It was a product like a space opera.

It had a unique taste different from Tsuburaya’s products.

It was fun to watch it as a child.

I remember Metalinome and Alien Bandel well.

Don’t they look good?

Stamp rally seems to attract people


On my way to work, I found a panel for “Ultraman Stamp Rally” at JR Mejiro Station.

For this event, each one of the designated stations has a particular stamp featuring a Ultra hero or Ultra monster.

In Mejiro Station’s case, it’s Alien Prote which appeared in Episode 29 “The Forsaken Earthman” of “Ultra Seven.”


The featured Ultra monsters for this rally seem to be the ones liked by Ultra maniacs.

I’m sure that the organizers include such maniacs.


The details about Alien Prote are shown rightly.

As explained on the panel, Mejiro has Gakushuin University which was used as a film location for Alien Proe’s episode.20160117

That’s why the station features this particular alien for the stamp rally.


The photo on the right is one of the scenes showing the Gakushuin campus in the film.

Alien Prote disguised itself as a professor of Kyonan University in the drama.

And the Gakushuin campus was used for the shooting.


I’m pleased to see the original photos of Ultra Seven and Alien Prote used for the panel.

This is Seven with presumably its A Type mask used at the very beginning of the shooting.

It characteristically has a slit around the mouth and jaw in a finally failed attempt to make the mouth movable.


A scene on another day.

It’s great to see young Ultra fans and parents accompanying them line up for the stamp panel.

I hope the kids will learn what the A Type mask of Seven looks like!!!

Ultraman Stamp Rally

Stamp Rally flier (front)

I found a poster featuring Ultraman at a JR (Japan Railway) station.

In Japan, railways are a well-developed traffic network that is indispensable for daily life.

The poster tells us about “Ultraman Stamp Rally” slated to be held from Jan. 12 through Feb. 26.

Looks like, if you get a stamp book particular to this event and get it stamped at designated JR East stations in a certain number, you will win a prize.


This is an event for children and their parents.

I’m pleased to see such an event held because it shows an unchanged popularity of Ultraman.

What was impressive to me is that the illustration on the poster is quite faithful to the real suits of the Ultra heroes.

Original Zoffy (“Ultraman” Episode 39)

Zoffy illustrated top apparently imitates the original Zoffy appearing in “Ultraman.”

Not the one that had guest appearances in the other Ultra Series.

Originally, Zoffy is a character which appeared only once in the last single episode of “Ultraman”


And it’s not that there is a product featuring him.

Regarding Seven, Returned Ultraman, Ace and Taro, it’s interesting to see each of the illustrations show no hems of the gloves that the real costumes actually have.
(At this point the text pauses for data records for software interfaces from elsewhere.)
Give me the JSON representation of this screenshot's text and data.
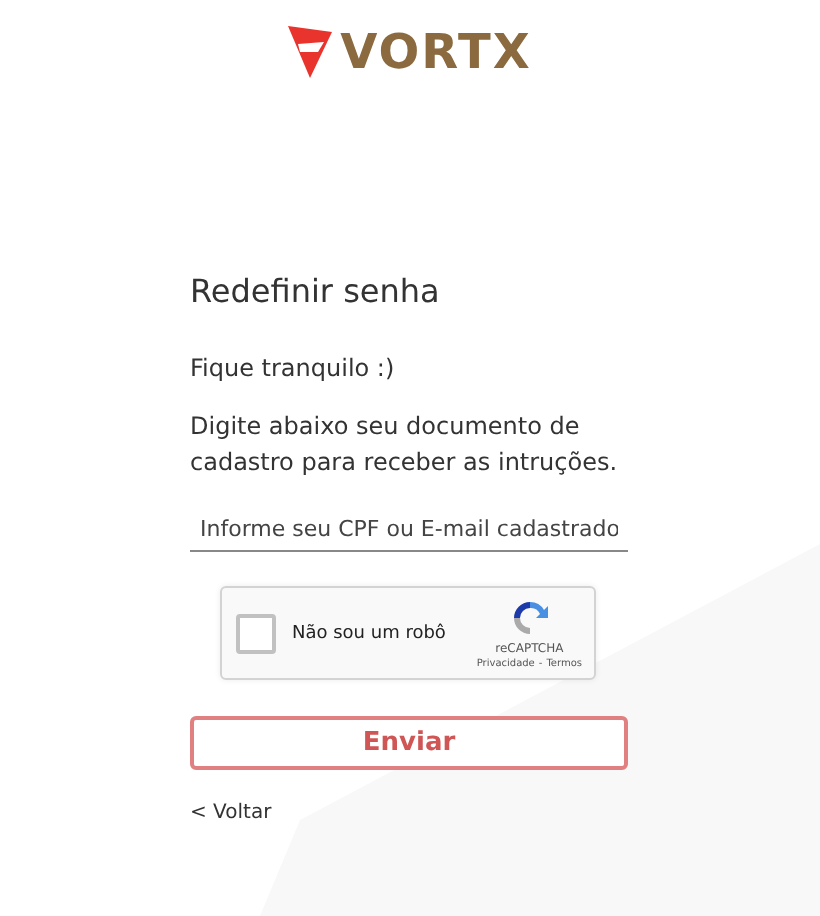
{
  "logo": {
    "text": "VORTX"
  },
  "title": "Redefinir senha",
  "subtitle": "Fique tranquilo :)",
  "instructions": "Digite abaixo seu documento de cadastro para receber as intruções.",
  "field": {
    "placeholder": "Informe seu CPF ou E-mail cadastrado"
  },
  "captcha": {
    "label": "Não sou um robô",
    "checked": false,
    "brand": "reCAPTCHA",
    "privacy": "Privacidade",
    "separator": "-",
    "terms": "Termos"
  },
  "submit": "Enviar",
  "back": "< Voltar"
}
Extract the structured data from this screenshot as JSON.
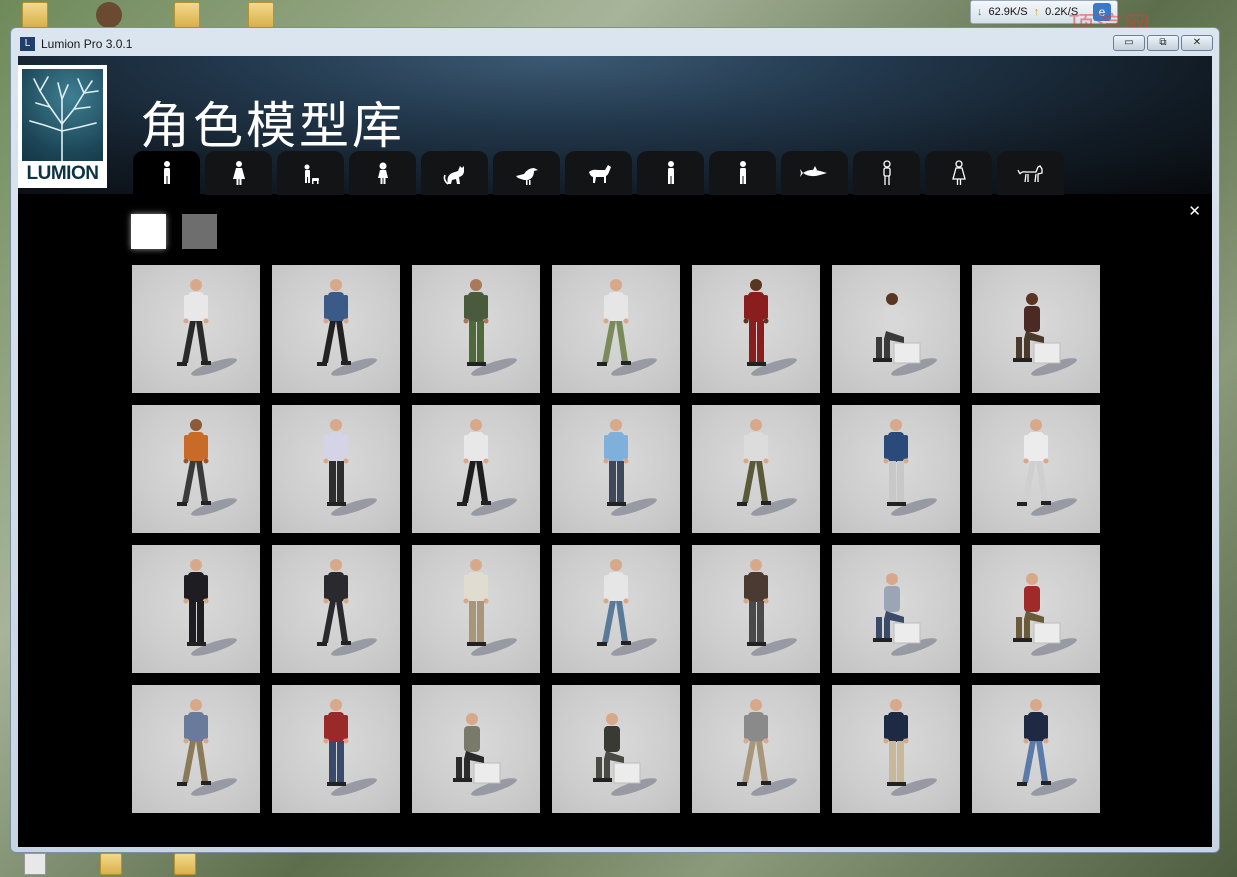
{
  "window": {
    "title": "Lumion Pro  3.0.1",
    "buttons": {
      "minimize": "▭",
      "maximize": "⧉",
      "close": "✕"
    }
  },
  "netbar": {
    "down": "62.9K/S",
    "up": "0.2K/S"
  },
  "desktop": {
    "watermark": "顶渲网"
  },
  "header": {
    "logo": "LUMION",
    "title": "角色模型库"
  },
  "tabs": [
    {
      "icon": "man-icon"
    },
    {
      "icon": "woman-icon"
    },
    {
      "icon": "child-pet-icon"
    },
    {
      "icon": "girl-icon"
    },
    {
      "icon": "cat-icon"
    },
    {
      "icon": "bird-icon"
    },
    {
      "icon": "horse-icon"
    },
    {
      "icon": "man-icon-2"
    },
    {
      "icon": "man-icon-3"
    },
    {
      "icon": "fish-icon"
    },
    {
      "icon": "man-outline-icon"
    },
    {
      "icon": "woman-outline-icon"
    },
    {
      "icon": "dog-outline-icon"
    }
  ],
  "swatches": {
    "white": "#ffffff",
    "gray": "#6e6e6e"
  },
  "models": [
    {
      "shirt": "#e8e8e8",
      "pants": "#2a2a2a",
      "skin": "#d7a98a",
      "pose": "walk"
    },
    {
      "shirt": "#3a5a88",
      "pants": "#222222",
      "skin": "#d7a98a",
      "pose": "walk"
    },
    {
      "shirt": "#4a5a3c",
      "pants": "#4e6a3a",
      "skin": "#a97a5a",
      "pose": "stand"
    },
    {
      "shirt": "#e6e6e6",
      "pants": "#7a8a5a",
      "skin": "#d7a98a",
      "pose": "walk"
    },
    {
      "shirt": "#8a1e1e",
      "pants": "#8a1e1e",
      "skin": "#5a3622",
      "pose": "stand"
    },
    {
      "shirt": "#d8d8d8",
      "pants": "#3a3a3a",
      "skin": "#5a3622",
      "pose": "sit"
    },
    {
      "shirt": "#4a2a22",
      "pants": "#4a3a2a",
      "skin": "#5a3622",
      "pose": "sit"
    },
    {
      "shirt": "#c86a28",
      "pants": "#3a3a3a",
      "skin": "#8a5a3a",
      "pose": "walk"
    },
    {
      "shirt": "#d4d4e6",
      "pants": "#2e2e2e",
      "skin": "#d7a98a",
      "pose": "stand"
    },
    {
      "shirt": "#e8e8e8",
      "pants": "#1e1e1e",
      "skin": "#d7a98a",
      "pose": "walk"
    },
    {
      "shirt": "#7fb0dc",
      "pants": "#3e4a5a",
      "skin": "#d7a98a",
      "pose": "stand"
    },
    {
      "shirt": "#dcdcdc",
      "pants": "#5a5a3a",
      "skin": "#d7a98a",
      "pose": "walk"
    },
    {
      "shirt": "#2a4a7a",
      "pants": "#c8c8c8",
      "skin": "#d7a98a",
      "pose": "stand"
    },
    {
      "shirt": "#ececec",
      "pants": "#cfcfcf",
      "skin": "#d7a98a",
      "pose": "walk"
    },
    {
      "shirt": "#1e1e22",
      "pants": "#1e1e22",
      "skin": "#d7a98a",
      "pose": "stand"
    },
    {
      "shirt": "#2a2a2e",
      "pants": "#2a2a2e",
      "skin": "#d7a98a",
      "pose": "walk"
    },
    {
      "shirt": "#e0dcd0",
      "pants": "#a8967a",
      "skin": "#d7a98a",
      "pose": "stand"
    },
    {
      "shirt": "#e6e6e6",
      "pants": "#5a7a9a",
      "skin": "#d7a98a",
      "pose": "walk"
    },
    {
      "shirt": "#4a3a32",
      "pants": "#4a4a4a",
      "skin": "#d7a98a",
      "pose": "stand"
    },
    {
      "shirt": "#9aa6b6",
      "pants": "#3a4a6a",
      "skin": "#d7a98a",
      "pose": "sit"
    },
    {
      "shirt": "#a02a2a",
      "pants": "#6a5a3a",
      "skin": "#d7a98a",
      "pose": "sit"
    },
    {
      "shirt": "#6a7a9a",
      "pants": "#8a7a5a",
      "skin": "#d7a98a",
      "pose": "walk"
    },
    {
      "shirt": "#9a2a2a",
      "pants": "#3a4a6a",
      "skin": "#d7a98a",
      "pose": "stand"
    },
    {
      "shirt": "#7a7a6a",
      "pants": "#2a2a2a",
      "skin": "#d7a98a",
      "pose": "sit"
    },
    {
      "shirt": "#3a3a34",
      "pants": "#4a4a44",
      "skin": "#d7a98a",
      "pose": "sit"
    },
    {
      "shirt": "#8a8a8a",
      "pants": "#a8967a",
      "skin": "#d7a98a",
      "pose": "walk"
    },
    {
      "shirt": "#1e2a44",
      "pants": "#c8b89a",
      "skin": "#d7a98a",
      "pose": "stand"
    },
    {
      "shirt": "#1e2a44",
      "pants": "#5a7aa8",
      "skin": "#d7a98a",
      "pose": "walk"
    }
  ]
}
The sky with clouds in back also looks like the one that Tohl Narita often painted.

This is an illustration which makes me feel the illustrator’s affection for Ultra.
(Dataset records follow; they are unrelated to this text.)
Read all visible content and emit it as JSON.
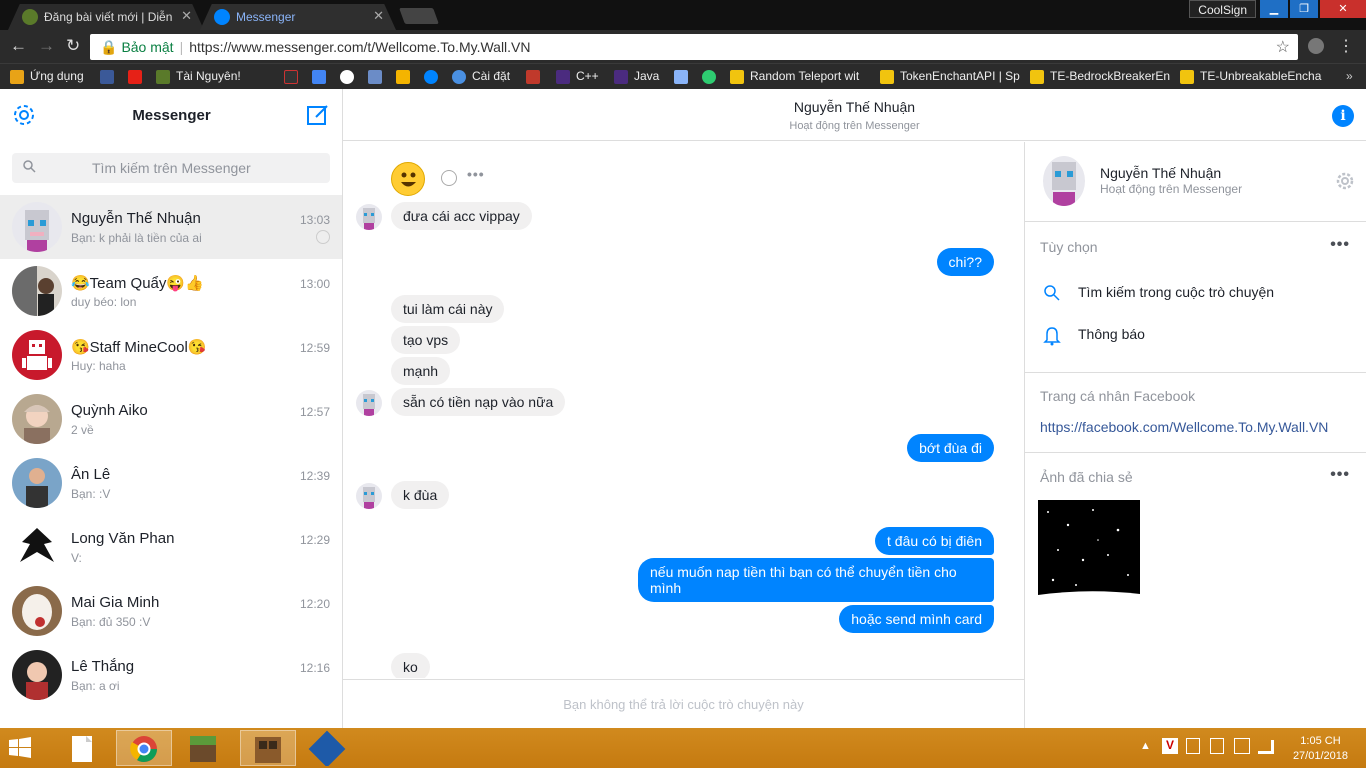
{
  "browser": {
    "tabs": [
      {
        "title": "Đăng bài viết mới | Diễn"
      },
      {
        "title": "Messenger"
      }
    ],
    "close_glyph": "✕",
    "coolsign": "CoolSign",
    "url_secure_label": "Bảo mật",
    "url": "https://www.messenger.com/t/Wellcome.To.My.Wall.VN",
    "bookmarks": [
      {
        "label": "Ứng dụng"
      },
      {
        "label": "Tài Nguyên!"
      },
      {
        "label": "Cài đặt"
      },
      {
        "label": "C++"
      },
      {
        "label": "Java"
      },
      {
        "label": "Random Teleport wit"
      },
      {
        "label": "TokenEnchantAPI | Sp"
      },
      {
        "label": "TE-BedrockBreakerEn"
      },
      {
        "label": "TE-UnbreakableEncha"
      }
    ]
  },
  "sidebar": {
    "title": "Messenger",
    "search_placeholder": "Tìm kiếm trên Messenger",
    "conversations": [
      {
        "name": "Nguyễn Thế Nhuận",
        "snippet": "Bạn: k phải là tiền của ai",
        "time": "13:03"
      },
      {
        "name": "😂Team Quẩy😜👍",
        "snippet": "duy béo: lon",
        "time": "13:00"
      },
      {
        "name": "😘Staff MineCool😘",
        "snippet": "Huy: haha",
        "time": "12:59"
      },
      {
        "name": "Quỳnh Aiko",
        "snippet": "2 về",
        "time": "12:57"
      },
      {
        "name": "Ân Lê",
        "snippet": "Bạn: :V",
        "time": "12:39"
      },
      {
        "name": "Long Văn Phan",
        "snippet": "V:",
        "time": "12:29"
      },
      {
        "name": "Mai Gia Minh",
        "snippet": "Bạn: đủ 350 :V",
        "time": "12:20"
      },
      {
        "name": "Lê Thắng",
        "snippet": "Bạn: a ơi",
        "time": "12:16"
      }
    ]
  },
  "chat": {
    "name": "Nguyễn Thế Nhuận",
    "status": "Hoạt động trên Messenger",
    "info_glyph": "i",
    "messages": [
      "đưa cái acc vippay",
      "chi??",
      "tui làm cái này",
      "tạo vps",
      "mạnh",
      "sẵn có tiền nạp vào nữa",
      "bớt đùa đi",
      "k đùa",
      "t đâu có bị điên",
      "nếu muốn nap tiền thì bạn có thể chuyển tiền cho mình",
      "hoặc send mình card",
      "ko"
    ],
    "composer_notice": "Bạn không thể trả lời cuộc trò chuyện này"
  },
  "details": {
    "name": "Nguyễn Thế Nhuận",
    "status": "Hoạt động trên Messenger",
    "options_title": "Tùy chọn",
    "option_search": "Tìm kiếm trong cuộc trò chuyện",
    "option_notify": "Thông báo",
    "profile_title": "Trang cá nhân Facebook",
    "profile_link": "https://facebook.com/Wellcome.To.My.Wall.VN",
    "shared_title": "Ảnh đã chia sẻ"
  },
  "taskbar": {
    "time": "1:05 CH",
    "date": "27/01/2018"
  },
  "colors": {
    "accent": "#0084ff",
    "taskbar": "#c57a10"
  }
}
I wonder who drew the illustration. (Mr. Yuji Kaida?)

Stamp rally flier (back)